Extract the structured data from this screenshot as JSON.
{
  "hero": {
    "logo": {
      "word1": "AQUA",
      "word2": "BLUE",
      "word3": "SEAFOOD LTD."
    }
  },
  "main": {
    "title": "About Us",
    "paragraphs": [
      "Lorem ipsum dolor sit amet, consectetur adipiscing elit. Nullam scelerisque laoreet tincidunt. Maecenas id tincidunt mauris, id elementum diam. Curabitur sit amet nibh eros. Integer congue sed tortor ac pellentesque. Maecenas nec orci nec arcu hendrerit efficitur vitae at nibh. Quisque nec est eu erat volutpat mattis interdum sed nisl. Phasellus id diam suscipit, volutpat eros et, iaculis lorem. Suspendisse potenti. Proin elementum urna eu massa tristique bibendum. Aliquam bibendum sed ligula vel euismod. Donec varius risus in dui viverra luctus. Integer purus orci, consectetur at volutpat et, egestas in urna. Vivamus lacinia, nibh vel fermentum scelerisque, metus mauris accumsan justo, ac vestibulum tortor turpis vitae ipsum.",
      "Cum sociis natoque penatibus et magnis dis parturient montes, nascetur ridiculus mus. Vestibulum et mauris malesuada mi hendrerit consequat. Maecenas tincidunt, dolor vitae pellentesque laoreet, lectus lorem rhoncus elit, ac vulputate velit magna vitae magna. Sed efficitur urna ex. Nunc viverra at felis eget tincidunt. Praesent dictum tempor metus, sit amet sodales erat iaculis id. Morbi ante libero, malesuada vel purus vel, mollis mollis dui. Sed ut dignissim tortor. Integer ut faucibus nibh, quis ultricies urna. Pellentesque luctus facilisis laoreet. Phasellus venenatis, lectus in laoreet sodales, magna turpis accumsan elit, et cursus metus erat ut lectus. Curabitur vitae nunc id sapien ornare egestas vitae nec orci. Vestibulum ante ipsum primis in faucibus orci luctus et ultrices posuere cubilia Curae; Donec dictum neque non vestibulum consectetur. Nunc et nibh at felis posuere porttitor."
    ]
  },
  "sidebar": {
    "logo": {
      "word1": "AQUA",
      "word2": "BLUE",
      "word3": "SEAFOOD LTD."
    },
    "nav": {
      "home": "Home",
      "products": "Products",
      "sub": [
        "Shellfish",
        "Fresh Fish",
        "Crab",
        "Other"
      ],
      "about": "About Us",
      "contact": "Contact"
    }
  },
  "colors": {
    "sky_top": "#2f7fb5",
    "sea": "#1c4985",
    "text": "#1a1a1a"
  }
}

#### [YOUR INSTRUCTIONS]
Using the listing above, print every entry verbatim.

#### [SOLUTION BELOW]
Extract the structured data from this screenshot as JSON.
{
  "hero": {
    "logo": {
      "word1": "AQUA",
      "word2": "BLUE",
      "word3": "SEAFOOD LTD."
    }
  },
  "main": {
    "title": "About Us",
    "paragraphs": [
      "Lorem ipsum dolor sit amet, consectetur adipiscing elit. Nullam scelerisque laoreet tincidunt. Maecenas id tincidunt mauris, id elementum diam. Curabitur sit amet nibh eros. Integer congue sed tortor ac pellentesque. Maecenas nec orci nec arcu hendrerit efficitur vitae at nibh. Quisque nec est eu erat volutpat mattis interdum sed nisl. Phasellus id diam suscipit, volutpat eros et, iaculis lorem. Suspendisse potenti. Proin elementum urna eu massa tristique bibendum. Aliquam bibendum sed ligula vel euismod. Donec varius risus in dui viverra luctus. Integer purus orci, consectetur at volutpat et, egestas in urna. Vivamus lacinia, nibh vel fermentum scelerisque, metus mauris accumsan justo, ac vestibulum tortor turpis vitae ipsum.",
      "Cum sociis natoque penatibus et magnis dis parturient montes, nascetur ridiculus mus. Vestibulum et mauris malesuada mi hendrerit consequat. Maecenas tincidunt, dolor vitae pellentesque laoreet, lectus lorem rhoncus elit, ac vulputate velit magna vitae magna. Sed efficitur urna ex. Nunc viverra at felis eget tincidunt. Praesent dictum tempor metus, sit amet sodales erat iaculis id. Morbi ante libero, malesuada vel purus vel, mollis mollis dui. Sed ut dignissim tortor. Integer ut faucibus nibh, quis ultricies urna. Pellentesque luctus facilisis laoreet. Phasellus venenatis, lectus in laoreet sodales, magna turpis accumsan elit, et cursus metus erat ut lectus. Curabitur vitae nunc id sapien ornare egestas vitae nec orci. Vestibulum ante ipsum primis in faucibus orci luctus et ultrices posuere cubilia Curae; Donec dictum neque non vestibulum consectetur. Nunc et nibh at felis posuere porttitor."
    ]
  },
  "sidebar": {
    "logo": {
      "word1": "AQUA",
      "word2": "BLUE",
      "word3": "SEAFOOD LTD."
    },
    "nav": {
      "home": "Home",
      "products": "Products",
      "sub": [
        "Shellfish",
        "Fresh Fish",
        "Crab",
        "Other"
      ],
      "about": "About Us",
      "contact": "Contact"
    }
  },
  "colors": {
    "sky_top": "#2f7fb5",
    "sea": "#1c4985",
    "text": "#1a1a1a"
  }
}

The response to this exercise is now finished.